WHAT THE EXERCISE ASKS:
Drop every picture. Return the rest of the entries exactly.

[Records from a dataset]
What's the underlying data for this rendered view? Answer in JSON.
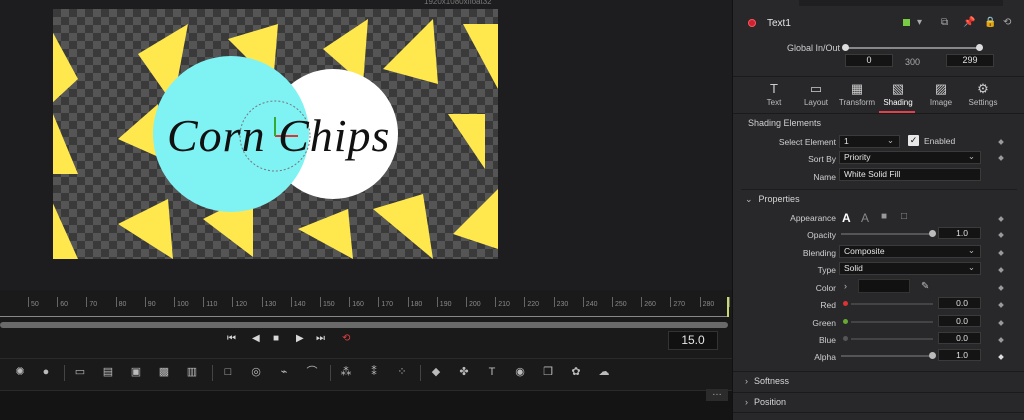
{
  "viewer": {
    "resolution": "1920x1080xfloat32",
    "title_text": "Corn Chips",
    "colors": {
      "circle_left": "#7ff2f4",
      "circle_right": "#ffffff",
      "triangles": "#ffe84d"
    }
  },
  "timeline": {
    "ruler_labels": [
      "50",
      "60",
      "70",
      "80",
      "90",
      "100",
      "110",
      "120",
      "130",
      "140",
      "150",
      "160",
      "170",
      "180",
      "190",
      "200",
      "210",
      "220",
      "230",
      "240",
      "250",
      "260",
      "270",
      "280",
      "290"
    ],
    "current_frame": "15.0"
  },
  "transport": {
    "buttons": [
      "skip-to-start-icon",
      "step-back-icon",
      "stop-icon",
      "play-icon",
      "skip-to-end-icon",
      "loop-icon"
    ]
  },
  "inspector": {
    "node_name": "Text1",
    "global_in_out": {
      "label": "Global In/Out",
      "start": "0",
      "mid": "300",
      "end": "299"
    },
    "tabs": [
      {
        "label": "Text",
        "icon": "T"
      },
      {
        "label": "Layout",
        "icon": "▭"
      },
      {
        "label": "Transform",
        "icon": "▦"
      },
      {
        "label": "Shading",
        "icon": "▧"
      },
      {
        "label": "Image",
        "icon": "▨"
      },
      {
        "label": "Settings",
        "icon": "⚙"
      }
    ],
    "active_tab": "Shading",
    "shading_elements": {
      "title": "Shading Elements",
      "select_label": "Select Element",
      "select_value": "1",
      "enabled_label": "Enabled",
      "sort_label": "Sort By",
      "sort_value": "Priority",
      "name_label": "Name",
      "name_value": "White Solid Fill"
    },
    "properties": {
      "title": "Properties",
      "appearance_label": "Appearance",
      "opacity_label": "Opacity",
      "opacity_value": "1.0",
      "blending_label": "Blending",
      "blending_value": "Composite",
      "type_label": "Type",
      "type_value": "Solid",
      "color_label": "Color",
      "red_label": "Red",
      "red_value": "0.0",
      "green_label": "Green",
      "green_value": "0.0",
      "blue_label": "Blue",
      "blue_value": "0.0",
      "alpha_label": "Alpha",
      "alpha_value": "1.0",
      "accent": "#e0414f"
    },
    "collapsed_sections": [
      "Softness",
      "Position"
    ]
  }
}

RESULT OF THE TASK:
What's the underlying data for this rendered view? Answer in JSON.
{
  "viewer": {
    "resolution": "1920x1080xfloat32",
    "title_text": "Corn Chips",
    "colors": {
      "circle_left": "#7ff2f4",
      "circle_right": "#ffffff",
      "triangles": "#ffe84d"
    }
  },
  "timeline": {
    "ruler_labels": [
      "50",
      "60",
      "70",
      "80",
      "90",
      "100",
      "110",
      "120",
      "130",
      "140",
      "150",
      "160",
      "170",
      "180",
      "190",
      "200",
      "210",
      "220",
      "230",
      "240",
      "250",
      "260",
      "270",
      "280",
      "290"
    ],
    "current_frame": "15.0"
  },
  "transport": {
    "buttons": [
      "skip-to-start-icon",
      "step-back-icon",
      "stop-icon",
      "play-icon",
      "skip-to-end-icon",
      "loop-icon"
    ]
  },
  "inspector": {
    "node_name": "Text1",
    "global_in_out": {
      "label": "Global In/Out",
      "start": "0",
      "mid": "300",
      "end": "299"
    },
    "tabs": [
      {
        "label": "Text",
        "icon": "T"
      },
      {
        "label": "Layout",
        "icon": "▭"
      },
      {
        "label": "Transform",
        "icon": "▦"
      },
      {
        "label": "Shading",
        "icon": "▧"
      },
      {
        "label": "Image",
        "icon": "▨"
      },
      {
        "label": "Settings",
        "icon": "⚙"
      }
    ],
    "active_tab": "Shading",
    "shading_elements": {
      "title": "Shading Elements",
      "select_label": "Select Element",
      "select_value": "1",
      "enabled_label": "Enabled",
      "sort_label": "Sort By",
      "sort_value": "Priority",
      "name_label": "Name",
      "name_value": "White Solid Fill"
    },
    "properties": {
      "title": "Properties",
      "appearance_label": "Appearance",
      "opacity_label": "Opacity",
      "opacity_value": "1.0",
      "blending_label": "Blending",
      "blending_value": "Composite",
      "type_label": "Type",
      "type_value": "Solid",
      "color_label": "Color",
      "red_label": "Red",
      "red_value": "0.0",
      "green_label": "Green",
      "green_value": "0.0",
      "blue_label": "Blue",
      "blue_value": "0.0",
      "alpha_label": "Alpha",
      "alpha_value": "1.0",
      "accent": "#e0414f"
    },
    "collapsed_sections": [
      "Softness",
      "Position"
    ]
  }
}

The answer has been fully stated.